It's so exciting to make a year-end list full of new artists and new projects by established artists. I'm not saying these are the best albums of the year, just the ones I liked the best.
- Jonsi Go
- Clem Snide Meat of Life
- Sleigh Bells Treats
I wrote about these three albums earlier in the year, and every single one of them held up. The Jonsi album offers more up for discovery each time I listen; Clem Snide still makes me feel like I'm the only girl in the room; and the Sleigh Bells concert was the most physically exciting and aggressive I've been to since I saw Rage Against the Machine.
- Jenny and Johnny I’m Having Fun Now
- Best Coast Crazy for You
Two shimmering, California-esque gestures to 60s girl groups. Jenny and Johnny's (that's Jenny Lewis of Rilo Kiley and Jonathan Rice) up-beat sound belies the economic and emotional turmoil evident in the lyrics, while Best Coast's sung sighs for loves lost or not yet gained is no less delightful for its lack of lyrical depth.
- Mumford & Sons Sigh No More
This album of hopeful Americana performed by a band of Brits took a while to grow on me, but then suddenly I was hooked.
- A Broken Consort Crow Autumn
- David Karsten Daniels and Fight the Big Bull I Mean to Live Here Still
I once gave my students the assignment of making a soundtrack to their lives. They all made playlists that were very of this moment - who they are right now - but it got me thinking what I want the soundtrack of my future to sound like. Neither of these albums were out when I made my list, but they would have been featured prominently had they been. I love their sound that manages to be both discordant and symphonic.
- LCD Soundsystem This is Happening
James Murphy is still sounding fresh and inventive four albums in.

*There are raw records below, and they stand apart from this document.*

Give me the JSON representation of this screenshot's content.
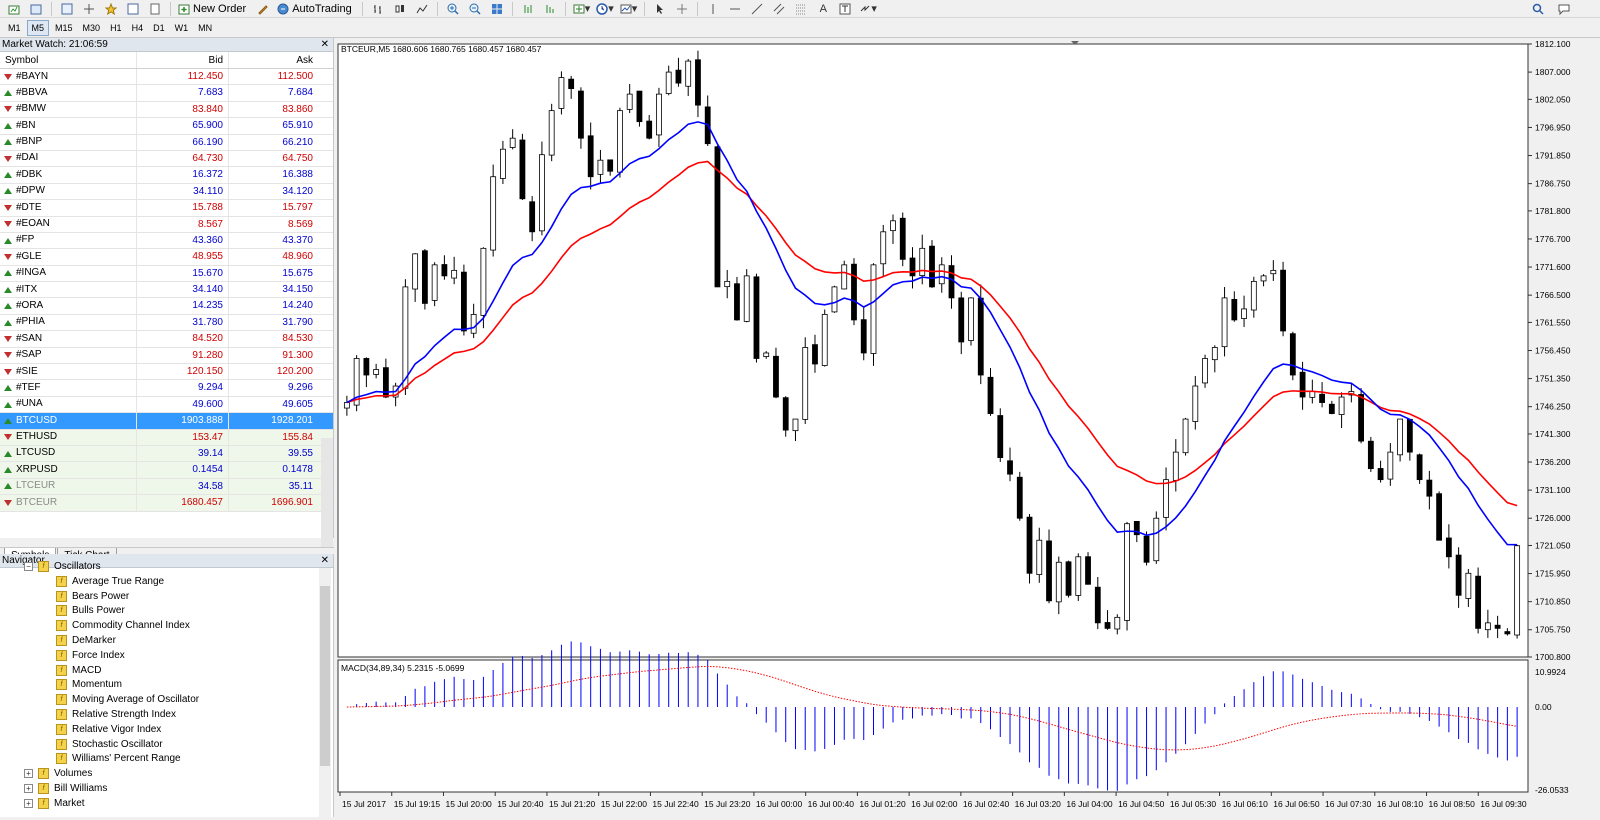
{
  "toolbar": {
    "new_order": "New Order",
    "autotrading": "AutoTrading"
  },
  "timeframes": [
    "M1",
    "M5",
    "M15",
    "M30",
    "H1",
    "H4",
    "D1",
    "W1",
    "MN"
  ],
  "active_timeframe": "M5",
  "market_watch": {
    "title": "Market Watch: 21:06:59",
    "col_symbol": "Symbol",
    "col_bid": "Bid",
    "col_ask": "Ask",
    "rows": [
      {
        "symbol": "#BAYN",
        "bid": "112.450",
        "ask": "112.500",
        "dir": "down",
        "color": "red"
      },
      {
        "symbol": "#BBVA",
        "bid": "7.683",
        "ask": "7.684",
        "dir": "up",
        "color": "blue"
      },
      {
        "symbol": "#BMW",
        "bid": "83.840",
        "ask": "83.860",
        "dir": "down",
        "color": "red"
      },
      {
        "symbol": "#BN",
        "bid": "65.900",
        "ask": "65.910",
        "dir": "up",
        "color": "blue"
      },
      {
        "symbol": "#BNP",
        "bid": "66.190",
        "ask": "66.210",
        "dir": "up",
        "color": "blue"
      },
      {
        "symbol": "#DAI",
        "bid": "64.730",
        "ask": "64.750",
        "dir": "down",
        "color": "red"
      },
      {
        "symbol": "#DBK",
        "bid": "16.372",
        "ask": "16.388",
        "dir": "up",
        "color": "blue"
      },
      {
        "symbol": "#DPW",
        "bid": "34.110",
        "ask": "34.120",
        "dir": "up",
        "color": "blue"
      },
      {
        "symbol": "#DTE",
        "bid": "15.788",
        "ask": "15.797",
        "dir": "down",
        "color": "red"
      },
      {
        "symbol": "#EOAN",
        "bid": "8.567",
        "ask": "8.569",
        "dir": "down",
        "color": "red"
      },
      {
        "symbol": "#FP",
        "bid": "43.360",
        "ask": "43.370",
        "dir": "up",
        "color": "blue"
      },
      {
        "symbol": "#GLE",
        "bid": "48.955",
        "ask": "48.960",
        "dir": "down",
        "color": "red"
      },
      {
        "symbol": "#INGA",
        "bid": "15.670",
        "ask": "15.675",
        "dir": "up",
        "color": "blue"
      },
      {
        "symbol": "#ITX",
        "bid": "34.140",
        "ask": "34.150",
        "dir": "up",
        "color": "blue"
      },
      {
        "symbol": "#ORA",
        "bid": "14.235",
        "ask": "14.240",
        "dir": "up",
        "color": "blue"
      },
      {
        "symbol": "#PHIA",
        "bid": "31.780",
        "ask": "31.790",
        "dir": "up",
        "color": "blue"
      },
      {
        "symbol": "#SAN",
        "bid": "84.520",
        "ask": "84.530",
        "dir": "down",
        "color": "red"
      },
      {
        "symbol": "#SAP",
        "bid": "91.280",
        "ask": "91.300",
        "dir": "down",
        "color": "red"
      },
      {
        "symbol": "#SIE",
        "bid": "120.150",
        "ask": "120.200",
        "dir": "down",
        "color": "red"
      },
      {
        "symbol": "#TEF",
        "bid": "9.294",
        "ask": "9.296",
        "dir": "up",
        "color": "blue"
      },
      {
        "symbol": "#UNA",
        "bid": "49.600",
        "ask": "49.605",
        "dir": "up",
        "color": "blue"
      },
      {
        "symbol": "BTCUSD",
        "bid": "1903.888",
        "ask": "1928.201",
        "dir": "up",
        "color": "blue",
        "selected": true
      },
      {
        "symbol": "ETHUSD",
        "bid": "153.47",
        "ask": "155.84",
        "dir": "down",
        "color": "red",
        "crypto": true
      },
      {
        "symbol": "LTCUSD",
        "bid": "39.14",
        "ask": "39.55",
        "dir": "up",
        "color": "blue",
        "crypto": true
      },
      {
        "symbol": "XRPUSD",
        "bid": "0.1454",
        "ask": "0.1478",
        "dir": "up",
        "color": "blue",
        "crypto": true
      },
      {
        "symbol": "LTCEUR",
        "bid": "34.58",
        "ask": "35.11",
        "dir": "up",
        "color": "blue",
        "crypto": true,
        "dim": true
      },
      {
        "symbol": "BTCEUR",
        "bid": "1680.457",
        "ask": "1696.901",
        "dir": "down",
        "color": "red",
        "crypto": true,
        "dim": true
      }
    ],
    "tabs": [
      "Symbols",
      "Tick Chart"
    ]
  },
  "navigator": {
    "title": "Navigator",
    "group": "Oscillators",
    "items": [
      "Average True Range",
      "Bears Power",
      "Bulls Power",
      "Commodity Channel Index",
      "DeMarker",
      "Force Index",
      "MACD",
      "Momentum",
      "Moving Average of Oscillator",
      "Relative Strength Index",
      "Relative Vigor Index",
      "Stochastic Oscillator",
      "Williams' Percent Range"
    ],
    "other_groups": [
      "Volumes",
      "Bill Williams",
      "Market"
    ]
  },
  "chart": {
    "header": "BTCEUR,M5  1680.606 1680.765 1680.457 1680.457",
    "macd_header": "MACD(34,89,34) 5.2315 -5.0699",
    "price_ticks": [
      "1812.100",
      "1807.000",
      "1802.050",
      "1796.950",
      "1791.850",
      "1786.750",
      "1781.800",
      "1776.700",
      "1771.600",
      "1766.500",
      "1761.550",
      "1756.450",
      "1751.350",
      "1746.250",
      "1741.300",
      "1736.200",
      "1731.100",
      "1726.000",
      "1721.050",
      "1715.950",
      "1710.850",
      "1705.750",
      "1700.800"
    ],
    "macd_ticks": [
      "10.9924",
      "0.00",
      "-26.0533"
    ],
    "time_ticks": [
      "15 Jul 2017",
      "15 Jul 19:15",
      "15 Jul 20:00",
      "15 Jul 20:40",
      "15 Jul 21:20",
      "15 Jul 22:00",
      "15 Jul 22:40",
      "15 Jul 23:20",
      "16 Jul 00:00",
      "16 Jul 00:40",
      "16 Jul 01:20",
      "16 Jul 02:00",
      "16 Jul 02:40",
      "16 Jul 03:20",
      "16 Jul 04:00",
      "16 Jul 04:50",
      "16 Jul 05:30",
      "16 Jul 06:10",
      "16 Jul 06:50",
      "16 Jul 07:30",
      "16 Jul 08:10",
      "16 Jul 08:50",
      "16 Jul 09:30"
    ],
    "colors": {
      "ma_fast": "#0000ff",
      "ma_slow": "#ff0000",
      "macd_hist": "#0000ff",
      "macd_signal": "#ff0000",
      "bg": "#ffffff"
    }
  },
  "chart_data": {
    "type": "candlestick",
    "ylim": [
      1700.8,
      1812.1
    ],
    "closes": [
      1747,
      1755,
      1752,
      1753,
      1748,
      1750,
      1768,
      1774,
      1765,
      1772,
      1770,
      1771,
      1760,
      1763,
      1775,
      1788,
      1793,
      1795,
      1784,
      1778,
      1792,
      1800,
      1806,
      1804,
      1795,
      1788,
      1791,
      1789,
      1800,
      1803,
      1798,
      1795,
      1803,
      1807,
      1805,
      1809,
      1801,
      1794,
      1768,
      1769,
      1762,
      1770,
      1755,
      1756,
      1748,
      1742,
      1744,
      1757,
      1754,
      1763,
      1768,
      1772,
      1762,
      1756,
      1772,
      1778,
      1780,
      1773,
      1770,
      1775,
      1768,
      1772,
      1766,
      1758,
      1766,
      1752,
      1745,
      1737,
      1734,
      1726,
      1716,
      1722,
      1711,
      1718,
      1712,
      1719,
      1714,
      1707,
      1706,
      1708,
      1725,
      1723,
      1718,
      1726,
      1733,
      1738,
      1744,
      1750,
      1755,
      1757,
      1766,
      1762,
      1764,
      1769,
      1770,
      1771,
      1760,
      1752,
      1748,
      1749,
      1747,
      1745,
      1748,
      1749,
      1740,
      1735,
      1733,
      1738,
      1744,
      1738,
      1733,
      1730,
      1722,
      1719,
      1712,
      1716,
      1706,
      1707,
      1706,
      1705,
      1721
    ]
  }
}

- John Legend and the Roots Wake Up
Oddly the only political album on my list this year, Wake Up's mines lesser-known soul music from the 60s and early 70s for social justice songs that resonate for the second decade of the 21st century.